* Component data from apps and pages *
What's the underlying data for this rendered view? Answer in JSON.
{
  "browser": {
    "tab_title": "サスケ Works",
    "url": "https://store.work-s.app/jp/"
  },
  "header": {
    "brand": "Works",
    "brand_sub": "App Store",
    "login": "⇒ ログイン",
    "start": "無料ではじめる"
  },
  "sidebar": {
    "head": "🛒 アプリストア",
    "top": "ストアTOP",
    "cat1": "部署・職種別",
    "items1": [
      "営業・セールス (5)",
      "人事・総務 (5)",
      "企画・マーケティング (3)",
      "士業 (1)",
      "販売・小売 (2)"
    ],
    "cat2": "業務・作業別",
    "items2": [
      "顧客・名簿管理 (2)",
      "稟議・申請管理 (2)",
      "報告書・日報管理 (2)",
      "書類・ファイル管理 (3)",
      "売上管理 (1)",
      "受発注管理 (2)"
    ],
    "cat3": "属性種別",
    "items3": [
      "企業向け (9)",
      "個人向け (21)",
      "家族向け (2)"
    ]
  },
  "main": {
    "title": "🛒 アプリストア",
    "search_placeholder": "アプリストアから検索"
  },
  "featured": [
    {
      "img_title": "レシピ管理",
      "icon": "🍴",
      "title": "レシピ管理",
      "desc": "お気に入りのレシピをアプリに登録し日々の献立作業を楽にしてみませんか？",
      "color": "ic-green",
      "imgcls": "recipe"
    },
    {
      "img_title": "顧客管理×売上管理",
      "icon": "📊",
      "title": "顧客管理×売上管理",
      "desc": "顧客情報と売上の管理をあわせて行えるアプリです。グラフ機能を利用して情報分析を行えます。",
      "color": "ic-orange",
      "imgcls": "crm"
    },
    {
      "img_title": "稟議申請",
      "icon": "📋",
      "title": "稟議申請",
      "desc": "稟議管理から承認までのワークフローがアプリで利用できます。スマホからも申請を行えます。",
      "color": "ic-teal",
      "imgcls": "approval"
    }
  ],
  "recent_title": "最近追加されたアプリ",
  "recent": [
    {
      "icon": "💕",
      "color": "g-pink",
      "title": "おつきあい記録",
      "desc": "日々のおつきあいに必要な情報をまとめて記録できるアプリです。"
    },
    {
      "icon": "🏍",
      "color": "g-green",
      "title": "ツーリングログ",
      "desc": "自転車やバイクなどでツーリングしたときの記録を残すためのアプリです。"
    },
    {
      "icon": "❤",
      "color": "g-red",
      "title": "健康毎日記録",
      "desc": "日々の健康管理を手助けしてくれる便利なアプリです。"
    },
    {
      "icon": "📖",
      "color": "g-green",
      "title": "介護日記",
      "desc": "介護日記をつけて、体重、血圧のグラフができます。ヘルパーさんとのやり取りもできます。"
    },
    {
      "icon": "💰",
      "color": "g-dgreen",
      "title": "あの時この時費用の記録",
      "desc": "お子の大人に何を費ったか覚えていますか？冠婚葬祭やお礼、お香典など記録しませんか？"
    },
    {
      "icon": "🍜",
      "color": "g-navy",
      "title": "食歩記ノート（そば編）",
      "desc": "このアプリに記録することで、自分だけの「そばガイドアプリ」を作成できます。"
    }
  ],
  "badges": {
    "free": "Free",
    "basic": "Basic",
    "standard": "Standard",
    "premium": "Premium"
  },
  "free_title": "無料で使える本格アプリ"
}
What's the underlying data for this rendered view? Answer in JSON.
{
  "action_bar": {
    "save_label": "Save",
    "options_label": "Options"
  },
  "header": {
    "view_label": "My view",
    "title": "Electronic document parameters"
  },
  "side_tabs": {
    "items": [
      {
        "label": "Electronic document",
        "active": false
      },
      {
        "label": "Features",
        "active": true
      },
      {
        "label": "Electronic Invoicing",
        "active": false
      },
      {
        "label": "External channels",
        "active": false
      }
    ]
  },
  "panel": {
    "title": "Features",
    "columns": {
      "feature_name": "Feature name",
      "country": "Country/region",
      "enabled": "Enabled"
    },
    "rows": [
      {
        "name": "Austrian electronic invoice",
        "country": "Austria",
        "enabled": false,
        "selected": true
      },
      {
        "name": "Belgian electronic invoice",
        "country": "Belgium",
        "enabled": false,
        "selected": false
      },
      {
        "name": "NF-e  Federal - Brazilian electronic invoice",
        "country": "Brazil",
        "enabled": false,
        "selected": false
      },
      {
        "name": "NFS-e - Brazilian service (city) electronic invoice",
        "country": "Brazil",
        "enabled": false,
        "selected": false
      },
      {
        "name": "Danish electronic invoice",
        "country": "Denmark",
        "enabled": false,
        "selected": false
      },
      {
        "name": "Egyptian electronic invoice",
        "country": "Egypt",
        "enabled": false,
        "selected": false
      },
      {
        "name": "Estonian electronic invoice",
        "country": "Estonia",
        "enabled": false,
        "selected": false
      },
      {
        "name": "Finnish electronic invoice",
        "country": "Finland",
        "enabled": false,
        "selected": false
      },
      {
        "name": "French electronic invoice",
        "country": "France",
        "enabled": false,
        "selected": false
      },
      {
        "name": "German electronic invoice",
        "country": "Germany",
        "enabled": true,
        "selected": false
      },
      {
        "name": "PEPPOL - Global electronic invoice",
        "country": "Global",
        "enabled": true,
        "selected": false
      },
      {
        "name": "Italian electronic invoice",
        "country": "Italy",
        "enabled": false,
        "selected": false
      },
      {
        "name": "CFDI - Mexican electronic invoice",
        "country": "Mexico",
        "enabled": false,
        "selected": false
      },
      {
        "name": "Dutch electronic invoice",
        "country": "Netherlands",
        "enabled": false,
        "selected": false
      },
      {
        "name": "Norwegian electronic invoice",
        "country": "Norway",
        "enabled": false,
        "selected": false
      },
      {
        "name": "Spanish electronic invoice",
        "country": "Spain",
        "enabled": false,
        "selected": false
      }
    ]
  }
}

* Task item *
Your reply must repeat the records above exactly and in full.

* Exercise result *
What's the underlying data for this rendered view? Answer in JSON.
{
  "browser": {
    "tab_title": "サスケ Works",
    "url": "https://store.work-s.app/jp/"
  },
  "header": {
    "brand": "Works",
    "brand_sub": "App Store",
    "login": "⇒ ログイン",
    "start": "無料ではじめる"
  },
  "sidebar": {
    "head": "🛒 アプリストア",
    "top": "ストアTOP",
    "cat1": "部署・職種別",
    "items1": [
      "営業・セールス (5)",
      "人事・総務 (5)",
      "企画・マーケティング (3)",
      "士業 (1)",
      "販売・小売 (2)"
    ],
    "cat2": "業務・作業別",
    "items2": [
      "顧客・名簿管理 (2)",
      "稟議・申請管理 (2)",
      "報告書・日報管理 (2)",
      "書類・ファイル管理 (3)",
      "売上管理 (1)",
      "受発注管理 (2)"
    ],
    "cat3": "属性種別",
    "items3": [
      "企業向け (9)",
      "個人向け (21)",
      "家族向け (2)"
    ]
  },
  "main": {
    "title": "🛒 アプリストア",
    "search_placeholder": "アプリストアから検索"
  },
  "featured": [
    {
      "img_title": "レシピ管理",
      "icon": "🍴",
      "title": "レシピ管理",
      "desc": "お気に入りのレシピをアプリに登録し日々の献立作業を楽にしてみませんか？",
      "color": "ic-green",
      "imgcls": "recipe"
    },
    {
      "img_title": "顧客管理×売上管理",
      "icon": "📊",
      "title": "顧客管理×売上管理",
      "desc": "顧客情報と売上の管理をあわせて行えるアプリです。グラフ機能を利用して情報分析を行えます。",
      "color": "ic-orange",
      "imgcls": "crm"
    },
    {
      "img_title": "稟議申請",
      "icon": "📋",
      "title": "稟議申請",
      "desc": "稟議管理から承認までのワークフローがアプリで利用できます。スマホからも申請を行えます。",
      "color": "ic-teal",
      "imgcls": "approval"
    }
  ],
  "recent_title": "最近追加されたアプリ",
  "recent": [
    {
      "icon": "💕",
      "color": "g-pink",
      "title": "おつきあい記録",
      "desc": "日々のおつきあいに必要な情報をまとめて記録できるアプリです。"
    },
    {
      "icon": "🏍",
      "color": "g-green",
      "title": "ツーリングログ",
      "desc": "自転車やバイクなどでツーリングしたときの記録を残すためのアプリです。"
    },
    {
      "icon": "❤",
      "color": "g-red",
      "title": "健康毎日記録",
      "desc": "日々の健康管理を手助けしてくれる便利なアプリです。"
    },
    {
      "icon": "📖",
      "color": "g-green",
      "title": "介護日記",
      "desc": "介護日記をつけて、体重、血圧のグラフができます。ヘルパーさんとのやり取りもできます。"
    },
    {
      "icon": "💰",
      "color": "g-dgreen",
      "title": "あの時この時費用の記録",
      "desc": "お子の大人に何を費ったか覚えていますか？冠婚葬祭やお礼、お香典など記録しませんか？"
    },
    {
      "icon": "🍜",
      "color": "g-navy",
      "title": "食歩記ノート（そば編）",
      "desc": "このアプリに記録することで、自分だけの「そばガイドアプリ」を作成できます。"
    }
  ],
  "badges": {
    "free": "Free",
    "basic": "Basic",
    "standard": "Standard",
    "premium": "Premium"
  },
  "free_title": "無料で使える本格アプリ"
}
What's the underlying data for this rendered view? Answer in JSON.
{
  "action_bar": {
    "save_label": "Save",
    "options_label": "Options"
  },
  "header": {
    "view_label": "My view",
    "title": "Electronic document parameters"
  },
  "side_tabs": {
    "items": [
      {
        "label": "Electronic document",
        "active": false
      },
      {
        "label": "Features",
        "active": true
      },
      {
        "label": "Electronic Invoicing",
        "active": false
      },
      {
        "label": "External channels",
        "active": false
      }
    ]
  },
  "panel": {
    "title": "Features",
    "columns": {
      "feature_name": "Feature name",
      "country": "Country/region",
      "enabled": "Enabled"
    },
    "rows": [
      {
        "name": "Austrian electronic invoice",
        "country": "Austria",
        "enabled": false,
        "selected": true
      },
      {
        "name": "Belgian electronic invoice",
        "country": "Belgium",
        "enabled": false,
        "selected": false
      },
      {
        "name": "NF-e  Federal - Brazilian electronic invoice",
        "country": "Brazil",
        "enabled": false,
        "selected": false
      },
      {
        "name": "NFS-e - Brazilian service (city) electronic invoice",
        "country": "Brazil",
        "enabled": false,
        "selected": false
      },
      {
        "name": "Danish electronic invoice",
        "country": "Denmark",
        "enabled": false,
        "selected": false
      },
      {
        "name": "Egyptian electronic invoice",
        "country": "Egypt",
        "enabled": false,
        "selected": false
      },
      {
        "name": "Estonian electronic invoice",
        "country": "Estonia",
        "enabled": false,
        "selected": false
      },
      {
        "name": "Finnish electronic invoice",
        "country": "Finland",
        "enabled": false,
        "selected": false
      },
      {
        "name": "French electronic invoice",
        "country": "France",
        "enabled": false,
        "selected": false
      },
      {
        "name": "German electronic invoice",
        "country": "Germany",
        "enabled": true,
        "selected": false
      },
      {
        "name": "PEPPOL - Global electronic invoice",
        "country": "Global",
        "enabled": true,
        "selected": false
      },
      {
        "name": "Italian electronic invoice",
        "country": "Italy",
        "enabled": false,
        "selected": false
      },
      {
        "name": "CFDI - Mexican electronic invoice",
        "country": "Mexico",
        "enabled": false,
        "selected": false
      },
      {
        "name": "Dutch electronic invoice",
        "country": "Netherlands",
        "enabled": false,
        "selected": false
      },
      {
        "name": "Norwegian electronic invoice",
        "country": "Norway",
        "enabled": false,
        "selected": false
      },
      {
        "name": "Spanish electronic invoice",
        "country": "Spain",
        "enabled": false,
        "selected": false
      }
    ]
  }
}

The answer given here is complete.